Uruguayan Senator Juan Satori introduced a bill to regulate cryptocurrency and allow businesses to accept crypto payments.
Satori joins a growing list of politicians in South America and Spanish-speaking countries seeking to mainstream crypto adoption. However, the senator is not proposing the use of crypto as legal tender as in El Salvador.
The crypto-friendly senator tweeted on August 4 that “today we present a bill, pioneering in the world, which aims to establish a legitimate, legal and safe use in companies related to the production and marketing of virtual currencies in Uruguay”.
The bill proposes that “crypto assets be recognized and accepted by law and enforceable in any legal enterprise.” They will be considered a valid means of payment, added to those included in the law on financial inclusion.
The senator belongs to the National Party which is the ruling party in Uruguay and holds 10 of the 30 seats in the Senate. If the bill gains support, the government will issue three types of licenses for companies using crypto.
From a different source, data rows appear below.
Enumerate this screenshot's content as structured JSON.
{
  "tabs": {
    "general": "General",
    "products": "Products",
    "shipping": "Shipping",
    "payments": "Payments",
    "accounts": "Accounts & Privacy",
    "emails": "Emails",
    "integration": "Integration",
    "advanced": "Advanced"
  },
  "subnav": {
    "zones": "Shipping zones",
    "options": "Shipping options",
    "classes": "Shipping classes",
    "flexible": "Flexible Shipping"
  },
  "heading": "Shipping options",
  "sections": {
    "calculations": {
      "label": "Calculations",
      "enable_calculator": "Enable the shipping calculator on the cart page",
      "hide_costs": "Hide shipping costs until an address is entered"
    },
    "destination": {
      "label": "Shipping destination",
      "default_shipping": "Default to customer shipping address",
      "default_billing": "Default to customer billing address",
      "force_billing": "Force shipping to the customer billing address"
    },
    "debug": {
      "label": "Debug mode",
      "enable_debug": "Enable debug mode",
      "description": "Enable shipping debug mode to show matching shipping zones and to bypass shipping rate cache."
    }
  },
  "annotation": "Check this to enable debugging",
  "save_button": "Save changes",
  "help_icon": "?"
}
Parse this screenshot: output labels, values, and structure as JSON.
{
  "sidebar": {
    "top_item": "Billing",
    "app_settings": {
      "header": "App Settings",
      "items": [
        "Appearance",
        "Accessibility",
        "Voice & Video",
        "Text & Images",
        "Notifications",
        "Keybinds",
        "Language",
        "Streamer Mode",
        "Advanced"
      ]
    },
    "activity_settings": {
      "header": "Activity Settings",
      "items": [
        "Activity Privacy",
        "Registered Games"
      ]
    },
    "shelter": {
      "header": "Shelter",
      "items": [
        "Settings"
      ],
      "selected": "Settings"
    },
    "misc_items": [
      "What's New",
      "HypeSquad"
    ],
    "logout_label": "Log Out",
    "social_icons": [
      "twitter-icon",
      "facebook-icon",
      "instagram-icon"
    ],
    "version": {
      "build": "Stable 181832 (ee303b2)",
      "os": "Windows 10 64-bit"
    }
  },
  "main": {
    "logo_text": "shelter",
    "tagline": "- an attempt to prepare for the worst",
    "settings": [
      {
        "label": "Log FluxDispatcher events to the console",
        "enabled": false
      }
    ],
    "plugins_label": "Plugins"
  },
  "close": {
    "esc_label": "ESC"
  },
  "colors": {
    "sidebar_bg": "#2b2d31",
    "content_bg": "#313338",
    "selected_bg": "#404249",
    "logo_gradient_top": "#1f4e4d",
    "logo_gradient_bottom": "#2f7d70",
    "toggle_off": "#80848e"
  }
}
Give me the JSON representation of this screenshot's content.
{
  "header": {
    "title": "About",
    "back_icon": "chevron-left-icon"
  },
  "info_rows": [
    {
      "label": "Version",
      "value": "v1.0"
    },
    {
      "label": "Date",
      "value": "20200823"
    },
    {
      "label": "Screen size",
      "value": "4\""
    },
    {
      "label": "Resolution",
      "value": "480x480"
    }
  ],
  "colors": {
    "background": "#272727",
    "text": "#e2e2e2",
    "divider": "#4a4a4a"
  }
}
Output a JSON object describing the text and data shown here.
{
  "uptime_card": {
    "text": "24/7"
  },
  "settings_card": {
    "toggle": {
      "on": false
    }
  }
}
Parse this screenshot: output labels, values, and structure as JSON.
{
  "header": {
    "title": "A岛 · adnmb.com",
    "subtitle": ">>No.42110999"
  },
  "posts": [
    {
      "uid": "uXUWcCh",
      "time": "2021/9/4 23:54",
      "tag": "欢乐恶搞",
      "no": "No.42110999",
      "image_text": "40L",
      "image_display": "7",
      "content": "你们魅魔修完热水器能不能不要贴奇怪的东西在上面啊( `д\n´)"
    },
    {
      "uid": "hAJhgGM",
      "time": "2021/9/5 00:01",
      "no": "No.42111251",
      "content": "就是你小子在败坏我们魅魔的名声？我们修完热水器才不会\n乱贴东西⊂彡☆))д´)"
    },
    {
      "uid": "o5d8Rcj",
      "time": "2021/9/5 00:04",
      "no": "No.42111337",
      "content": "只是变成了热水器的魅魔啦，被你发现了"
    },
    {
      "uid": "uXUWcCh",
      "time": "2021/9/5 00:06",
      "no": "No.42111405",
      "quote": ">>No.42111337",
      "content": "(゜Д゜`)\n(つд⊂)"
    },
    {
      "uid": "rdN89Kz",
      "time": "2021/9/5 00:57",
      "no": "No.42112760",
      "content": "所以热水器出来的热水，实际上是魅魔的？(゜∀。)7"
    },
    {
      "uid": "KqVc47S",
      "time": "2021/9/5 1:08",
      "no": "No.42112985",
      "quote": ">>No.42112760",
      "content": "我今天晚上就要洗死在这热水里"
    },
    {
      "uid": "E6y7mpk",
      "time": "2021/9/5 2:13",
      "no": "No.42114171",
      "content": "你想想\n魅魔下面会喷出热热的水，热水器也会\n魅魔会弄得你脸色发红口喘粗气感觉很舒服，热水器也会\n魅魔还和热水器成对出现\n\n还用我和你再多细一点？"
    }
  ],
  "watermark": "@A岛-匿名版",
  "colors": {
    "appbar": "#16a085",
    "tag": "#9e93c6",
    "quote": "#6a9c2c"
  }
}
The first allows “companies to trade any crypto-asset such as intermediaries (exchanges) with the exception of transactions of non-financial origin”.
The second license allows the approved party to “store, maintain or protect crypto assets” and the third allows the issuance of “crypto assets or utility tokens with financial characteristics”.
The country’s National Secretariat for Combating Money Laundering and the Financing of Terrorism (SENACLAFT) will be responsible for “regulating, controlling and auditing” license holders.
Satori claims that “the percentage of people who invest in cryptocurrencies compared to the total number of inhabitants per country is low” and stresses the importance of adopting crypto regulations to “promote investments and protect investors”.
Related: Bank of America Shows 4 Potential Benefits of El Salvador’s Bitcoin Strategy
Columbia seeks crypto security
The development is the latest among a number of countries looking to bring crypto into the fold, including Paraguay, which saw a Bitcoin bill submitted last month, with Panama considering adopting the cryptocurrency to nationwide and Argentina with a bill calling for workers. to pay in crypto.
Columbia threw its hat in the ring as well, with Senator Mauricio Toro introducing a bill on July 27 targeting crypto exchanges and consumer protection.
Toro pointed out on Twitter that the bill seeks to “ensure the security” of crypto transactions, eradicate the black market, and promote crypto as an alternative to the traditional banking system.
¡Radicamos de nuevo nuestro Proyecto de #PlataformasCripto!
Crearemos una reglamentación Integral para transar criptoactivos y:
-Cerrar puerta a mercados negros
-Tener alternativa al sistema bancario
– Garantizar seguridad in transactions
Léanlo aquíhttps: //t.co/1IBI98NH7h pic.twitter.com/zXBu8e1utk
– Mauricio Toro (@MauroToroO) August 3, 2021
If approved, the bill will introduce regulations requiring national and international crypto exchanges operating in the country to register with the National Trade Register.
Businesses will need to comply with anti-money laundering and terrorist financing laws, implement customer awareness and due diligence measures such as reporting unusual or suspicious activity to the Information Unit and financial analysis.
In Spain, a crypto bill was also recently introduced by the Popular Party (PP), seeking to legalize the use of crypto and blockchain technology for mortgage and insurance purposes.
The bill calls on Spanish banks to deploy blockchain technology to manage mortgages and insurance by automating related processes using smart contracts.